§ RECORDS SUPPLIED
########################################
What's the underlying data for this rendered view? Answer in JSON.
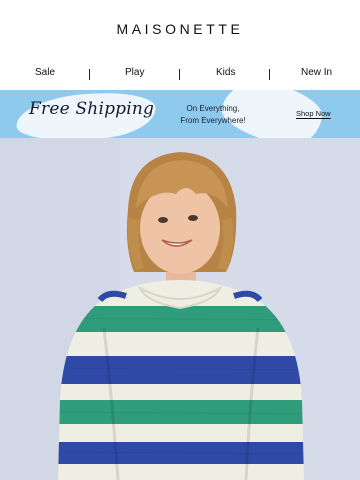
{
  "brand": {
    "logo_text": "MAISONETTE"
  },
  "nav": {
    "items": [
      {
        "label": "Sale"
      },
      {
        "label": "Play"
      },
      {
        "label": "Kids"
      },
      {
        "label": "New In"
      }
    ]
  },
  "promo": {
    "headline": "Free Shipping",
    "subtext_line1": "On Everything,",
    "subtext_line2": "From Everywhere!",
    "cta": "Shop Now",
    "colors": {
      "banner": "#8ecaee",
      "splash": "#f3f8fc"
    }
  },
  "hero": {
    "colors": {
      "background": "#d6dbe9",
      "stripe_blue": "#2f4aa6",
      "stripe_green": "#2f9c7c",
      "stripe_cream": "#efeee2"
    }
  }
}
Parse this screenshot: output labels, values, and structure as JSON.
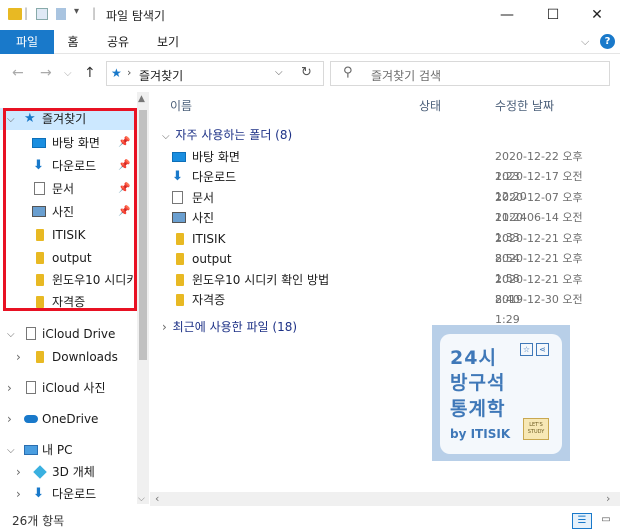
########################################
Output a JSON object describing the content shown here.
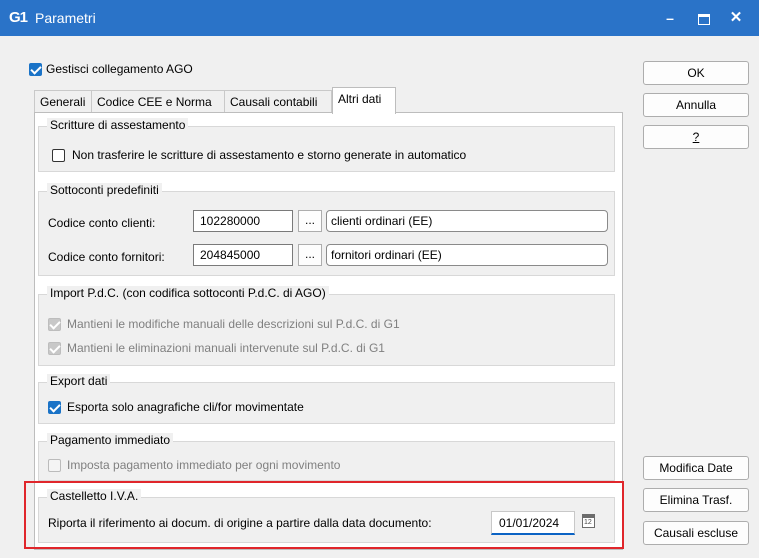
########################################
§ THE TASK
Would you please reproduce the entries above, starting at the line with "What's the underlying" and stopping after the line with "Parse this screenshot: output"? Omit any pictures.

§ SOLUTION TO THIS EXERCISE
What's the underlying data for this rendered view? Answer in JSON.
{
  "brand": {
    "logo_text": "MAISONETTE"
  },
  "nav": {
    "items": [
      {
        "label": "Sale"
      },
      {
        "label": "Play"
      },
      {
        "label": "Kids"
      },
      {
        "label": "New In"
      }
    ]
  },
  "promo": {
    "headline": "Free Shipping",
    "subtext_line1": "On Everything,",
    "subtext_line2": "From Everywhere!",
    "cta": "Shop Now",
    "colors": {
      "banner": "#8ecaee",
      "splash": "#f3f8fc"
    }
  },
  "hero": {
    "colors": {
      "background": "#d6dbe9",
      "stripe_blue": "#2f4aa6",
      "stripe_green": "#2f9c7c",
      "stripe_cream": "#efeee2"
    }
  }
}
Parse this screenshot: output labels, values, and structure as JSON.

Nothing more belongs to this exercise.